▸ What needs to be done: In the records below, find each line with "Verbindungen" and copy it.

Data records for software interfaces
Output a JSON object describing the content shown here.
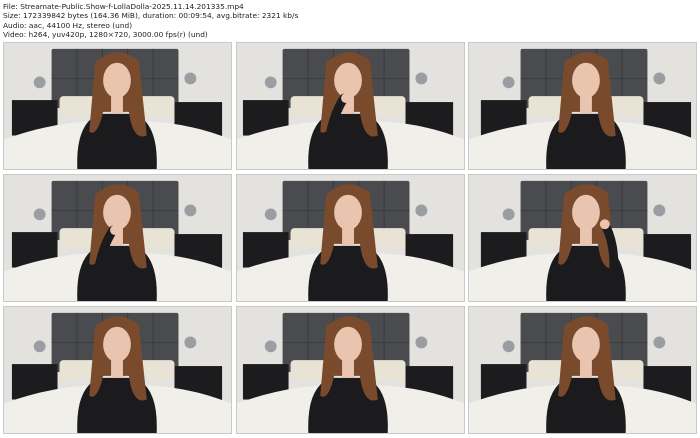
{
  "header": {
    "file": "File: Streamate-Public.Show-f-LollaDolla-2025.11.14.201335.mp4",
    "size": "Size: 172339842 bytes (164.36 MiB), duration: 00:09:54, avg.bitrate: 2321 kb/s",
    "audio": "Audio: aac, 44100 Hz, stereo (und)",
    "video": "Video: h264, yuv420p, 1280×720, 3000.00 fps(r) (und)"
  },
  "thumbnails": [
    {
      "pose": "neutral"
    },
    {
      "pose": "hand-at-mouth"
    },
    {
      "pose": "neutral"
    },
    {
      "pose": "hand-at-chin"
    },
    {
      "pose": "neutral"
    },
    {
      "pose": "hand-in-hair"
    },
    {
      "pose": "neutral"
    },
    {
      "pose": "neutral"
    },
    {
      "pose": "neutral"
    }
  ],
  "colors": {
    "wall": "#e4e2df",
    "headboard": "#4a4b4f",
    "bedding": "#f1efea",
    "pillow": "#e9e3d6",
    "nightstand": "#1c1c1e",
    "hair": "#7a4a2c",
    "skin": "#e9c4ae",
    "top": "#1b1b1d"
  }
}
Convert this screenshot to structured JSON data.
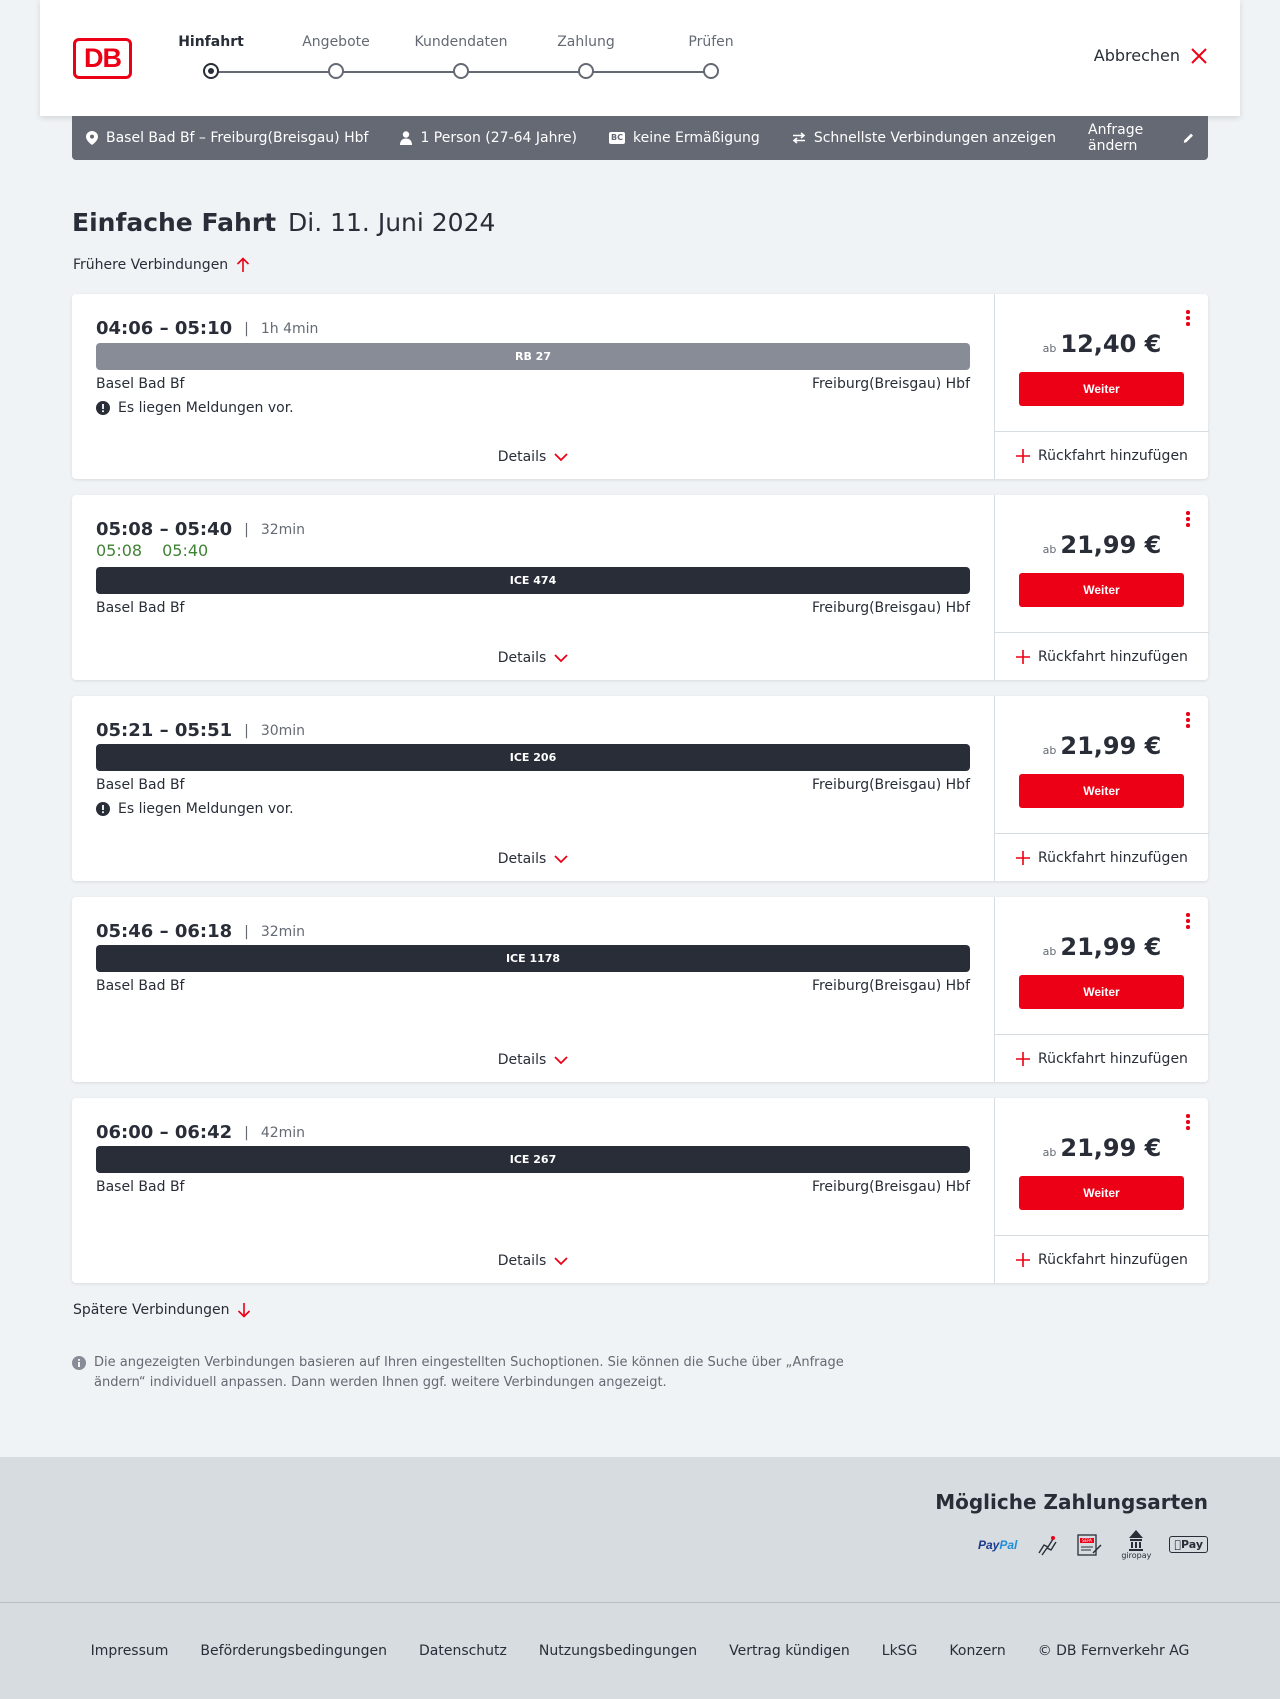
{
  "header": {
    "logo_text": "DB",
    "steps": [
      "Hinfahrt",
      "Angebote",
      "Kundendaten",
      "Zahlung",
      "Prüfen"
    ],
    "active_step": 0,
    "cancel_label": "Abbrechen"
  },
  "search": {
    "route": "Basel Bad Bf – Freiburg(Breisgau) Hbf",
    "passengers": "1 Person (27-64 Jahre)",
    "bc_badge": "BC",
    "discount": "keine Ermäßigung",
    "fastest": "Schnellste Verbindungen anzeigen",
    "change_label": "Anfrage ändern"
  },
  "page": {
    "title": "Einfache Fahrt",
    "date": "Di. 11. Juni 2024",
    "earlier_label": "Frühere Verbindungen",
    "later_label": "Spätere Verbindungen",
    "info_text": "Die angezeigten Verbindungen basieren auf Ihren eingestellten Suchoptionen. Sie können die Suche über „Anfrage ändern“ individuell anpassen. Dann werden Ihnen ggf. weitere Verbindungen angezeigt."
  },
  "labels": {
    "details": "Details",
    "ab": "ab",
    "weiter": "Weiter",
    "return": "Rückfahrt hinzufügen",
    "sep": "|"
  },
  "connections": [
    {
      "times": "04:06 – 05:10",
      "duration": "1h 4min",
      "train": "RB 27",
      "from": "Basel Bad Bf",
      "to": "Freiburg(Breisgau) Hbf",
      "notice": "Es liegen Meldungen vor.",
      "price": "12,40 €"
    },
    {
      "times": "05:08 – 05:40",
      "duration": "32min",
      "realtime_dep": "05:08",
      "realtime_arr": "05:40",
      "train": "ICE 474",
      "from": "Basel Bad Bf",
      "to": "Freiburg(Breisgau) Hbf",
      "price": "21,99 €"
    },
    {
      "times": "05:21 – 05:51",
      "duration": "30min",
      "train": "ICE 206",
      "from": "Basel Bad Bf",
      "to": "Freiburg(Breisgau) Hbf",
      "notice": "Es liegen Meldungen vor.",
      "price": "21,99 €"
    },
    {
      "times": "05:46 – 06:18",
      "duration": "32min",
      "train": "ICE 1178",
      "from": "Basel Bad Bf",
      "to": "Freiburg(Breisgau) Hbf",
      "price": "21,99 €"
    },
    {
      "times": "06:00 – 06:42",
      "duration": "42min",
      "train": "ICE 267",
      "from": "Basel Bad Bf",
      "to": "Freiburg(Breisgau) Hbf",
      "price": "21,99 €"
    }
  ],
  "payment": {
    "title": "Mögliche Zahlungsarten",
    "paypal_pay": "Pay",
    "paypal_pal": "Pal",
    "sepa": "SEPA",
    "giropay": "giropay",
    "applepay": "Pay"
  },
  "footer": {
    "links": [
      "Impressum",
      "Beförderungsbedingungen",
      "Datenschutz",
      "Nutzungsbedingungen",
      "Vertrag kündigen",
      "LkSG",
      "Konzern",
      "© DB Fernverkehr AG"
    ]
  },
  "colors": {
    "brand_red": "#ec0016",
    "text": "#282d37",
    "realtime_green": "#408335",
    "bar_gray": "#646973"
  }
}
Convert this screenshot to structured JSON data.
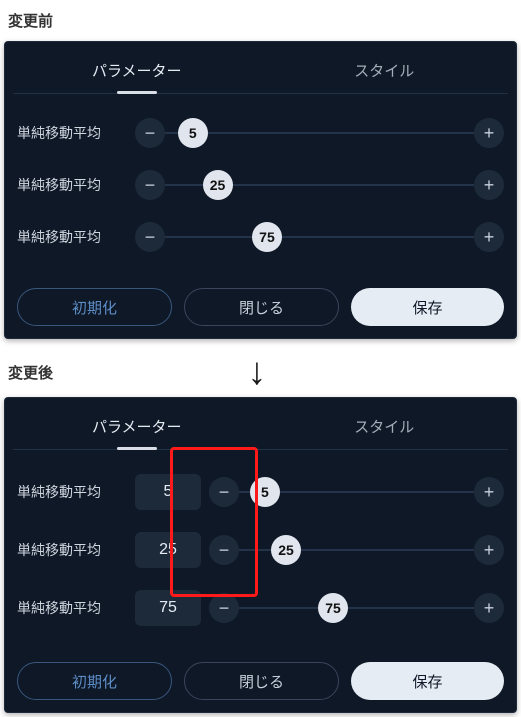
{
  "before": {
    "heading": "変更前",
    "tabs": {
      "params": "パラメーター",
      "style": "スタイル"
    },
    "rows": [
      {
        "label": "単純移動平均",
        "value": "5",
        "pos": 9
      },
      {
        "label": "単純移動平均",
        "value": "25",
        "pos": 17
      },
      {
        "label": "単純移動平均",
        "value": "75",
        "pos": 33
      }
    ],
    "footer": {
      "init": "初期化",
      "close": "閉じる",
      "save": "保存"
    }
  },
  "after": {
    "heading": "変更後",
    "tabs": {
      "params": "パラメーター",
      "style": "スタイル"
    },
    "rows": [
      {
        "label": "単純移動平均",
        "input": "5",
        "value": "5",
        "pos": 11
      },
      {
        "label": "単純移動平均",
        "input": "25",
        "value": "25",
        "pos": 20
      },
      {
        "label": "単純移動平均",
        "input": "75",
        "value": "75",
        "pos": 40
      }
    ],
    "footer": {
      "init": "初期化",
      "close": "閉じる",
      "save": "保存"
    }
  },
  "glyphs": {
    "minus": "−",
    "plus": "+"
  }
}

▸ Expected answer:
    "fastest": "Schnellste Verbindungen anzeigen",
    "earlier_label": "Frühere Verbindungen",
    "later_label": "Spätere Verbindungen",
    "info_text": "Die angezeigten Verbindungen basieren auf Ihren eingestellten Suchoptionen. Sie können die Suche über „Anfrage ändern“ individuell anpassen. Dann werden Ihnen ggf. weitere Verbindungen angezeigt."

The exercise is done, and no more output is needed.